), any such validation is likely to be gene, tissue, and platform-specific and should not be assumed to generalize. Predictive models focusing exclusively on archival tissue gene expression profiling are thus a promising area of specific focus in the future.
As with many analyses of tumor tissues, it is important to consider sample-specific features such as tissue heterogeneity, inflammatory cell content, and necrosis when applying these QC measures in any given dataset. In the diverse datasets considered here, the combination of both a low sample quality score (such as IQR) and a low correlation to a study-specific “typical” profile together provided strong evidence of low quality expression data, as well as deriving a study-specific quality rejection threshold. In most studies, this will also incorporate information on "typical" cellularity or necrosis, but low correlation to the median profile may also occur if the study includes very different samples (e.g. from completely different tissues). In such cases, it may be desirable to stratify quality analysis within multiple subsets of more homogeneous, directly comparable sample groups.

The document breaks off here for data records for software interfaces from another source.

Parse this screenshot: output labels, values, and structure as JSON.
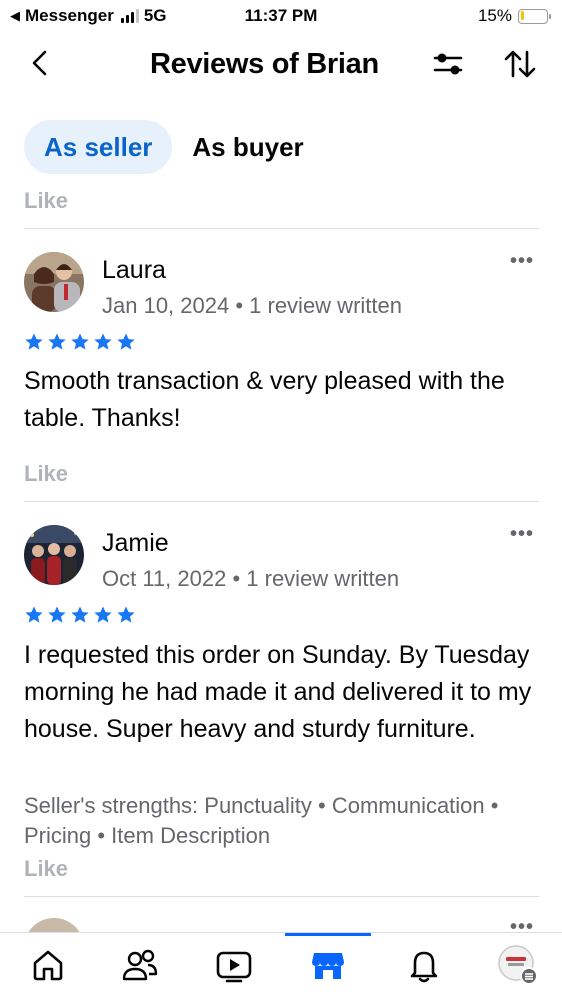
{
  "status_bar": {
    "carrier": "Messenger",
    "network": "5G",
    "time": "11:37 PM",
    "battery": "15%",
    "battery_level": 0.15
  },
  "header": {
    "title": "Reviews of Brian",
    "back_icon": "chevron-left-icon",
    "filter_icon": "filter-sliders-icon",
    "sort_icon": "sort-arrows-icon"
  },
  "tabs": [
    {
      "label": "As seller",
      "active": true
    },
    {
      "label": "As buyer",
      "active": false
    }
  ],
  "top_like": "Like",
  "reviews": [
    {
      "name": "Laura",
      "meta": "Jan 10, 2024 • 1 review written",
      "rating": 5,
      "text": "Smooth transaction & very pleased with the table. Thanks!",
      "more": "•••",
      "like": "Like"
    },
    {
      "name": "Jamie",
      "meta": "Oct 11, 2022 • 1 review written",
      "rating": 5,
      "text": "I requested this order on Sunday. By Tuesday morning he had made it and delivered it to my house. Super heavy and sturdy furniture.",
      "strengths": "Seller's strengths: Punctuality • Communication • Pricing • Item Description",
      "more": "•••",
      "like": "Like"
    }
  ],
  "bottom_nav": [
    {
      "icon": "home-icon",
      "active": false
    },
    {
      "icon": "friends-icon",
      "active": false
    },
    {
      "icon": "video-icon",
      "active": false
    },
    {
      "icon": "marketplace-icon",
      "active": true
    },
    {
      "icon": "bell-icon",
      "active": false
    },
    {
      "icon": "profile-menu-icon",
      "active": false
    }
  ],
  "colors": {
    "accent": "#0866ff",
    "tab_active_bg": "#e7f1fc",
    "tab_active_text": "#0a64c9",
    "secondary_text": "#65676b",
    "muted_text": "#b0b3b8",
    "star": "#1877f2"
  }
}
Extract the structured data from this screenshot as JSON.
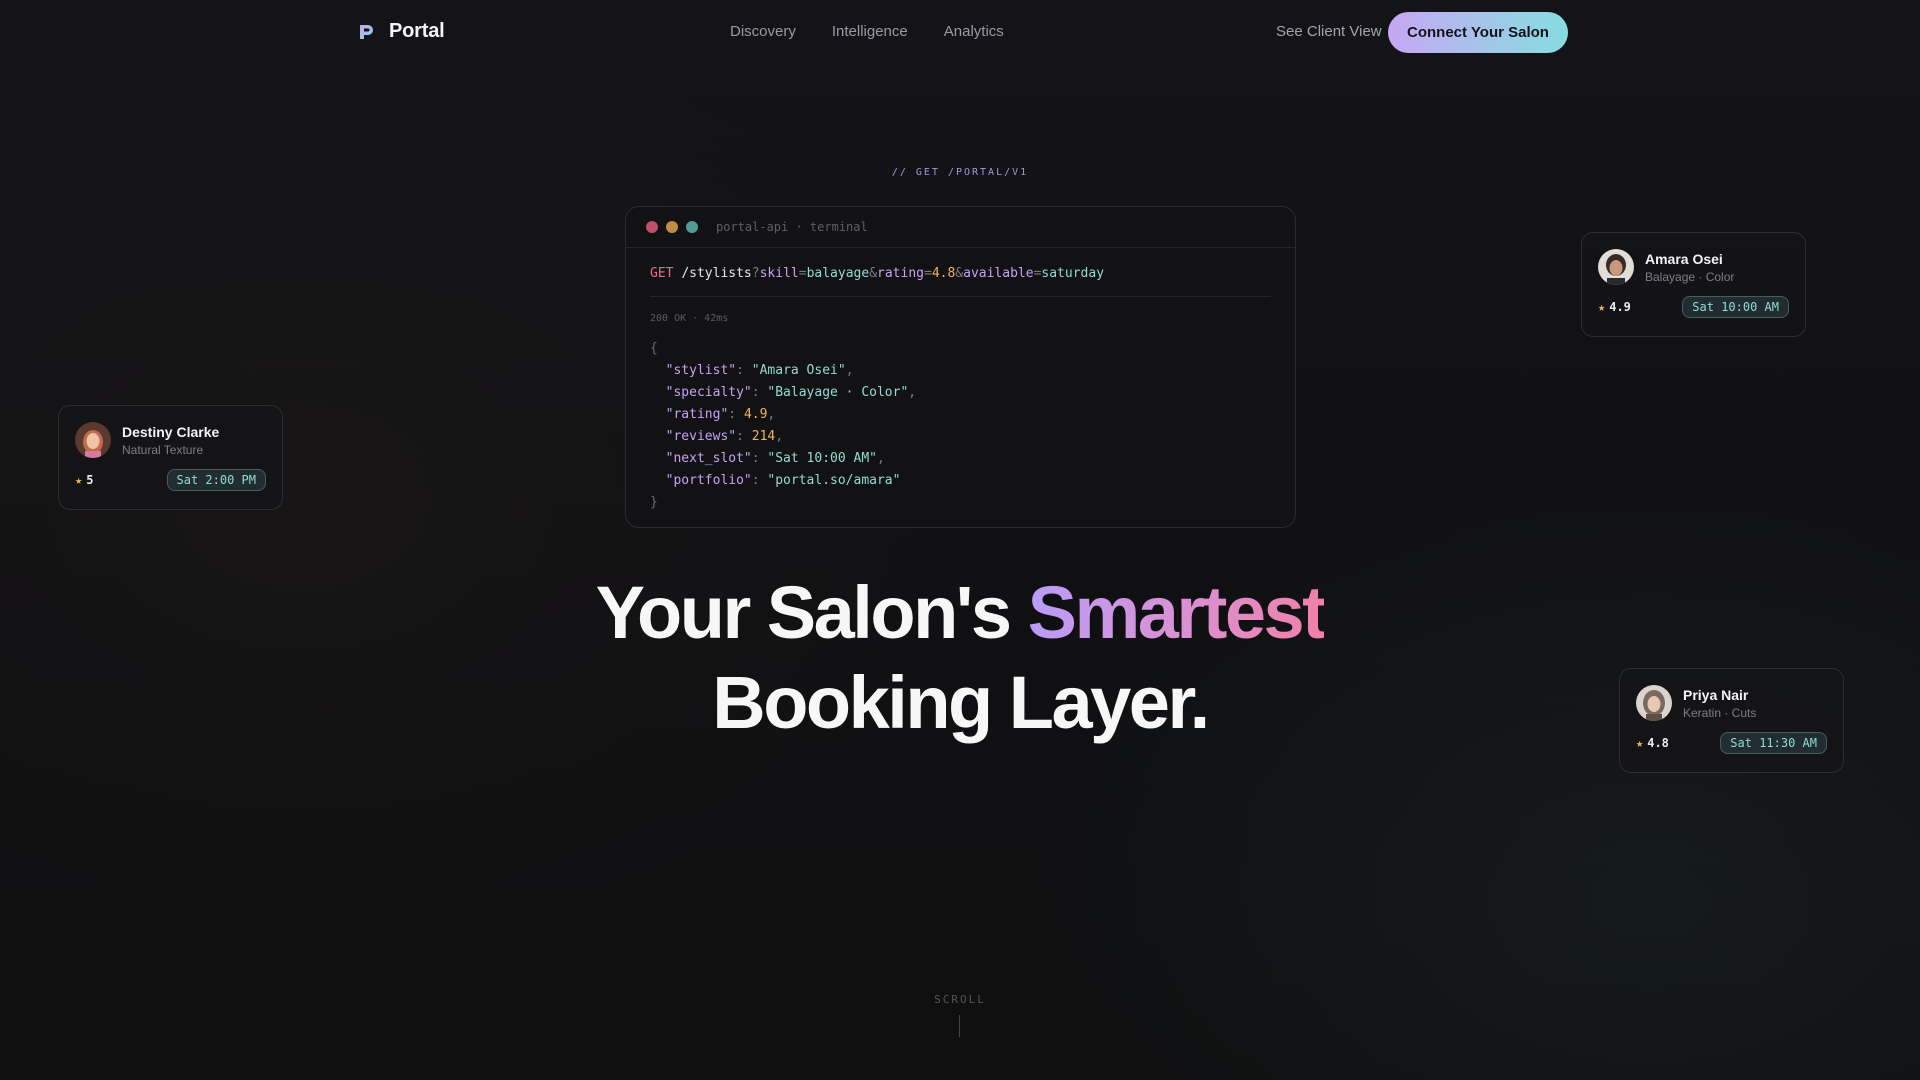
{
  "nav": {
    "brand": "Portal",
    "links": [
      "Discovery",
      "Intelligence",
      "Analytics"
    ],
    "client_view": "See Client View",
    "cta": "Connect Your Salon"
  },
  "eyebrow": "// GET /PORTAL/V1",
  "terminal": {
    "title": "portal-api · terminal",
    "method": "GET",
    "path": "/stylists",
    "query": [
      {
        "key": "skill",
        "value": "balayage",
        "kind": "str"
      },
      {
        "key": "rating",
        "value": "4.8",
        "kind": "num"
      },
      {
        "key": "available",
        "value": "saturday",
        "kind": "str"
      }
    ],
    "status": "200 OK · 42ms",
    "response": [
      {
        "key": "\"stylist\"",
        "value": "\"Amara Osei\"",
        "kind": "str"
      },
      {
        "key": "\"specialty\"",
        "value": "\"Balayage · Color\"",
        "kind": "str"
      },
      {
        "key": "\"rating\"",
        "value": "4.9",
        "kind": "num"
      },
      {
        "key": "\"reviews\"",
        "value": "214",
        "kind": "num"
      },
      {
        "key": "\"next_slot\"",
        "value": "\"Sat 10:00 AM\"",
        "kind": "str"
      },
      {
        "key": "\"portfolio\"",
        "value": "\"portal.so/amara\"",
        "kind": "str"
      }
    ]
  },
  "cards": [
    {
      "name": "Destiny Clarke",
      "specialty": "Natural Texture",
      "rating": "5",
      "slot": "Sat 2:00 PM"
    },
    {
      "name": "Amara Osei",
      "specialty": "Balayage · Color",
      "rating": "4.9",
      "slot": "Sat 10:00 AM"
    },
    {
      "name": "Priya Nair",
      "specialty": "Keratin · Cuts",
      "rating": "4.8",
      "slot": "Sat 11:30 AM"
    }
  ],
  "hero": {
    "line1_start": "Your Salon's ",
    "line1_highlight": "Smartest",
    "line2": "Booking Layer."
  },
  "scroll": "SCROLL",
  "colors": {
    "accent_purple": "#c6a2f5",
    "accent_teal": "#8fdcd3",
    "accent_pink": "#ee6a8b",
    "accent_amber": "#f2b35c"
  }
}
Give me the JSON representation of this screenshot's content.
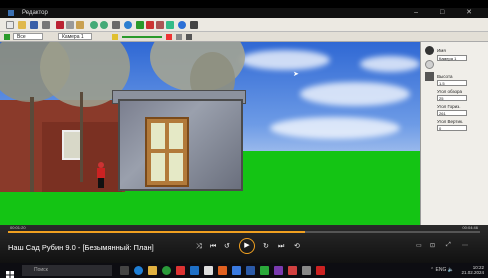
{
  "app": {
    "title": "Редактор",
    "window_buttons": "–  □  ✕"
  },
  "toolbar2": {
    "view_select": "Все сезоны",
    "camera_select": "Камера 1"
  },
  "properties": {
    "name_label": "Имя",
    "name_value": "Камера 1",
    "height_label": "Высота",
    "height_value": "1.5",
    "fov_label": "Угол обзора",
    "fov_value": "25",
    "hangle_label": "Угол Гориз.",
    "hangle_value": "261",
    "vangle_label": "Угол Вертик.",
    "vangle_value": "0"
  },
  "player": {
    "title": "Наш Сад Рубин 9.0 - [Безымянный: План]",
    "time_elapsed": "00:01:20",
    "time_total": "00:04:46",
    "progress": 0.63
  },
  "taskbar": {
    "search_placeholder": "Поиск",
    "lang": "ENG",
    "clock_time": "10:22",
    "clock_date": "21.02.2024"
  },
  "colors": {
    "accent": "#f0a020",
    "grass": "#14c414",
    "sky": "#6d9be6"
  }
}
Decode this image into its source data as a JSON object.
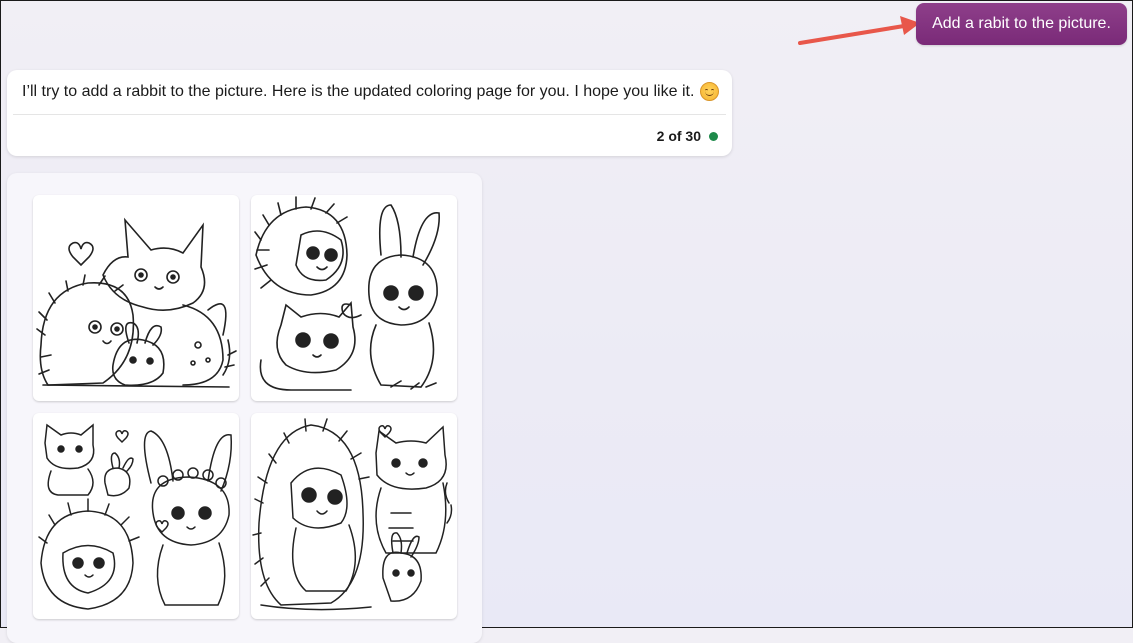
{
  "user_message": {
    "text": "Add a rabit to the picture."
  },
  "bot_message": {
    "text": "I’ll try to add a rabbit to the picture. Here is the updated coloring page for you. I hope you like it.",
    "emoji": "smiling-face-icon",
    "counter": "2 of 30",
    "status_color": "#1e8a4a"
  },
  "images": [
    {
      "name": "cat-hedgehog-bunny-coloring"
    },
    {
      "name": "hedgehog-rabbit-cat-coloring"
    },
    {
      "name": "cat-bunny-hedgehog-flower-coloring"
    },
    {
      "name": "hedgehog-cat-rabbit-coloring"
    }
  ],
  "colors": {
    "user_bubble": "#7a2a78",
    "arrow": "#e8574a"
  }
}
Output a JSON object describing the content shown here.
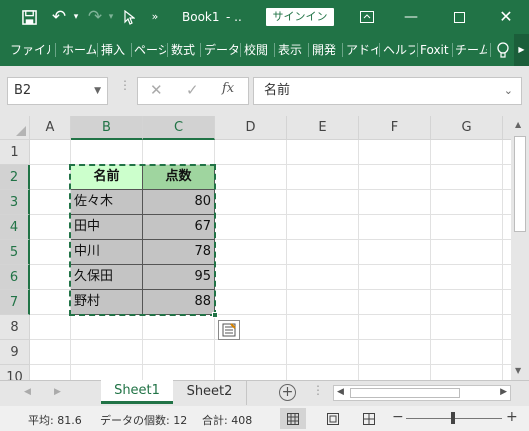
{
  "title": {
    "workbook": "Book1",
    "suffix": "- ..",
    "signin": "サインイン"
  },
  "ribbon_tabs": [
    "ファイル",
    "ホーム",
    "挿入",
    "ページ",
    "数式",
    "データ",
    "校閲",
    "表示",
    "開発",
    "アドイ",
    "ヘルプ",
    "Foxit",
    "チーム"
  ],
  "name_box": "B2",
  "formula": "名前",
  "columns": [
    "A",
    "B",
    "C",
    "D",
    "E",
    "F",
    "G"
  ],
  "rows": [
    "1",
    "2",
    "3",
    "4",
    "5",
    "6",
    "7",
    "8",
    "9",
    "10"
  ],
  "table": {
    "header": [
      "名前",
      "点数"
    ],
    "data": [
      [
        "佐々木",
        "80"
      ],
      [
        "田中",
        "67"
      ],
      [
        "中川",
        "78"
      ],
      [
        "久保田",
        "95"
      ],
      [
        "野村",
        "88"
      ]
    ]
  },
  "sheets": [
    "Sheet1",
    "Sheet2"
  ],
  "status": {
    "average": "平均: 81.6",
    "count": "データの個数: 12",
    "sum": "合計: 408"
  },
  "colors": {
    "excel_green": "#217346",
    "header_fill": "#ccffcc",
    "header_fill_c": "#9fd59f",
    "data_fill": "#c4c4c4"
  }
}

An additional emerging technology that will support such studies is expression profiling by RNA-sequencing, which has the advantage of sequencing all short cDNA fragments, without a priori
selection of oligonucleotide transcripts that may have been fragmented during preservation and storage. Related platforms remain relatively untested compared to microarray assays(33
), but they are at best also dependent on PCR amplification and sample history and cannot be expected to abrogate these issues. Quality control and awareness of the technical variability of clinical samples will remain crucial for sequencing-based biomarkers, and we anticipate that our quality control process and the dynamic range of summarized expression intensities will continue to provide a valuable assessment of expression data quality.
Opening the vast archives of FFPE tissues to high-throughput expression profiling is critical to the development of clinically relevant biomarkers and to the genomic study of cancer in relation to health and lifestyle. Virtually all important molecular pathologic tests make use of FFPE tissues(1
), and the current lack of clinically significant gene expression biomarkers(34
) is due in part to inability to make full use of these tissues. The use of FFPE tissues in gene expression studies will not only increase potential sample size and follow-up time, but also have direct relevance to the tissues actually used in clinical pathology. A new breadth of studies of environmental interactions with gene expression for human disease populations will also become possible by making use of archival tissues from long-term, prospective health studies, for example the investigation of transcriptional mechanisms mediating epidemiologically established cancer risk factors such as that dietary B-vitamin intake(35
). However, this study also highlighted the risks involved in studying the human transcriptome using archival samples, due to potentially high rates of sample failure. This risk is best assessed through pilot studies of the actual samples at hand and comparisons with published data, and should be considered during early study planning stages. With due care to such issues, the move towards utilization of clinically available FFPE tissues will represent a major shift in the translational and population study of gene expression.